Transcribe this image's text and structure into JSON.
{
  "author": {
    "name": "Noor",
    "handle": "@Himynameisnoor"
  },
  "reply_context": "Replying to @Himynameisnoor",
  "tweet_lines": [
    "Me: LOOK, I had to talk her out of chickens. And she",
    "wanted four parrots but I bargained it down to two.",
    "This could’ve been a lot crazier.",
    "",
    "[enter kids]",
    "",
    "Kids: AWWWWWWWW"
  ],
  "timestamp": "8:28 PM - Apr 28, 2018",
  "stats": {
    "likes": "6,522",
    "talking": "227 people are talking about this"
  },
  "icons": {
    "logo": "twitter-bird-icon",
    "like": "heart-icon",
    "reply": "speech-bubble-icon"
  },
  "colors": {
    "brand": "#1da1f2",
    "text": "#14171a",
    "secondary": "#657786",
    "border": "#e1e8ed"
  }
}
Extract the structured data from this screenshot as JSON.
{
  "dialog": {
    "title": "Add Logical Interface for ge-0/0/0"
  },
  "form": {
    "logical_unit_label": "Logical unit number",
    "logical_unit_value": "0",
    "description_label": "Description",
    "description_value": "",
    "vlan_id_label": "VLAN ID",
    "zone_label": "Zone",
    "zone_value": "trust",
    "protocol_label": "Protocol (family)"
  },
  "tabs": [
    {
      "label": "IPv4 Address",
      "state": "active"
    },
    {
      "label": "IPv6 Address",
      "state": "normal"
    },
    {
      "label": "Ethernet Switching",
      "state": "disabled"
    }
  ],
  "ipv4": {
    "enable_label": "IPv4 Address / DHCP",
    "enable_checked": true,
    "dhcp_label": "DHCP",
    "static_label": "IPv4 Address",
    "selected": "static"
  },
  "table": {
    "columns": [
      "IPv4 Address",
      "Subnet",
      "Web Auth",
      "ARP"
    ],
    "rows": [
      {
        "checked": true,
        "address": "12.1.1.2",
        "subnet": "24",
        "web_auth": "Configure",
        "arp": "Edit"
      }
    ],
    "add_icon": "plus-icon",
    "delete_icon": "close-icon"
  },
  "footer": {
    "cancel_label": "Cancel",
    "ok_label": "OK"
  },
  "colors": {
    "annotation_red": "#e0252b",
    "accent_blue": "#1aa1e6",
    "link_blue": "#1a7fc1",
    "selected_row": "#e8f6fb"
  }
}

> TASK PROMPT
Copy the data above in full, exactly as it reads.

> YOUR SOLUTION
Transcribe this image's text and structure into JSON.
{
  "author": {
    "name": "Noor",
    "handle": "@Himynameisnoor"
  },
  "reply_context": "Replying to @Himynameisnoor",
  "tweet_lines": [
    "Me: LOOK, I had to talk her out of chickens. And she",
    "wanted four parrots but I bargained it down to two.",
    "This could’ve been a lot crazier.",
    "",
    "[enter kids]",
    "",
    "Kids: AWWWWWWWW"
  ],
  "timestamp": "8:28 PM - Apr 28, 2018",
  "stats": {
    "likes": "6,522",
    "talking": "227 people are talking about this"
  },
  "icons": {
    "logo": "twitter-bird-icon",
    "like": "heart-icon",
    "reply": "speech-bubble-icon"
  },
  "colors": {
    "brand": "#1da1f2",
    "text": "#14171a",
    "secondary": "#657786",
    "border": "#e1e8ed"
  }
}
Extract the structured data from this screenshot as JSON.
{
  "dialog": {
    "title": "Add Logical Interface for ge-0/0/0"
  },
  "form": {
    "logical_unit_label": "Logical unit number",
    "logical_unit_value": "0",
    "description_label": "Description",
    "description_value": "",
    "vlan_id_label": "VLAN ID",
    "zone_label": "Zone",
    "zone_value": "trust",
    "protocol_label": "Protocol (family)"
  },
  "tabs": [
    {
      "label": "IPv4 Address",
      "state": "active"
    },
    {
      "label": "IPv6 Address",
      "state": "normal"
    },
    {
      "label": "Ethernet Switching",
      "state": "disabled"
    }
  ],
  "ipv4": {
    "enable_label": "IPv4 Address / DHCP",
    "enable_checked": true,
    "dhcp_label": "DHCP",
    "static_label": "IPv4 Address",
    "selected": "static"
  },
  "table": {
    "columns": [
      "IPv4 Address",
      "Subnet",
      "Web Auth",
      "ARP"
    ],
    "rows": [
      {
        "checked": true,
        "address": "12.1.1.2",
        "subnet": "24",
        "web_auth": "Configure",
        "arp": "Edit"
      }
    ],
    "add_icon": "plus-icon",
    "delete_icon": "close-icon"
  },
  "footer": {
    "cancel_label": "Cancel",
    "ok_label": "OK"
  },
  "colors": {
    "annotation_red": "#e0252b",
    "accent_blue": "#1aa1e6",
    "link_blue": "#1a7fc1",
    "selected_row": "#e8f6fb"
  }
}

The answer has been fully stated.